29 June 2022, 12:24
Police arrested two Muslim men, who allegedly threatened to kill Prime Minister Narendra Modi in the same manner.
Tensions were high in the western Indian city of Udaipur on Wednesday, a day after police arrested two Muslim men accused of slitting a Hindu tailor’s throat and posting a video of it on social media.
The attack represents a dramatic escalation of communal violence in a country riven by deep religious polarisation.
It comes after months of rising tensions between Hindus and Muslims, and has raised fears it will spark increased violence.
Authorities suspended internet services in the city and surrounding Rajasthan state in an attempt to prevent the video from being shared, while rushing additional police to Udaipur and banning large gatherings in an attempt to prevent religious unrest from escalating.
In New Delhi, a few dozen people associated with right-wing groups demonstrated against the killing and demanded the culprits be hanged.
In recent months, there have been a spate of attacks by Hindu nationalists on minority groups — especially Muslims — who have been targeted for everything from their food and clothing style to interfaith marriages.
Muslim homes have also been demolished using bulldozers in some Indian states, in what critics call a growing pattern of “bulldozer justice” against the minority group.
The animosity worsened in May when two spokespeople from Prime Minister Narendra Modi’s party made speculative remarks that were seen as insulting Islam’s Prophet Muhammad and his wife Aisha.

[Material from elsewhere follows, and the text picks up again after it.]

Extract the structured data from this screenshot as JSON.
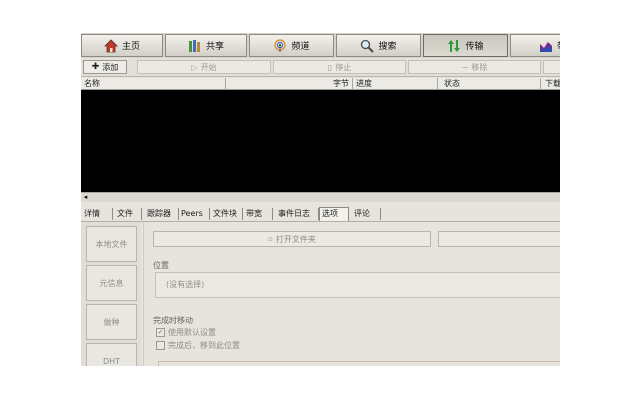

Both were later suspended by Mr Modi’s party.
The tailor who was killed on Tuesday, identified as 48-year-old Kanhaiya Lal, had reportedly shared a social media post supporting one of the spokespeople who were suspended for the Prophet Muhammad remarks, according to local media.
The two men who were arrested a few hours after the attack, identified as local Udaipur residents Gos Mohammad and Riyaz Akhtari, posted a second video of themselves in the aftermath of the killing, accusing Mr Lal of blasphemy and threatening to kill Mr Modi in the same way. They were smiling as they sat on a couch, brandishing long blood-covered knives.
In the video of the attack itself, one of the assailants can be seen being measured by the tailor, while the other one films.
The man being measured then attacks Mr Lal with a knife, stabbing at him as the tailor desperately tries to fend him off with his hands.
The man filming then apparently drops his phone and joins the attack, and Mr Lal can be heard screaming for help as he is killed.
Police later said the men slit Mr Lal’s throat, and television reports aired footage of the tailor’s body on the ground.
Despite pleas from the police, both videos were still circulating on social media platforms a day later.
Experts worry that the latest incident could worsen India’s religious fault lines that critics say have deepened since Hindu-nationalist Mr Modi came to power in 2014.
“This gruesome incident could lead to escalated religious tensions across India, especially with the ruling party espousing a very strident Hindu majoritarian cause,” Sushant Singh, a senior fellow at public policy think tank the Centre for Policy Research, said.
“It is unlikely that this government or leadership would go out of its way to tell supporters to not get provoked, to urge for calm and peace.”
Attacks on people accused of alleged blasphemy are common in neighbouring Muslim-majority countries like Bangladesh and Pakistan. But in India, where religious tensions often boil over into sporadic riots and deadly protests, incidents of killings of this nature are rare.
Jamaat-e-Islami Hind, a key Muslim body, condemned the killing in a statement and called it “barbaric”.
“There is no room for justification of violence in Islam,” it said.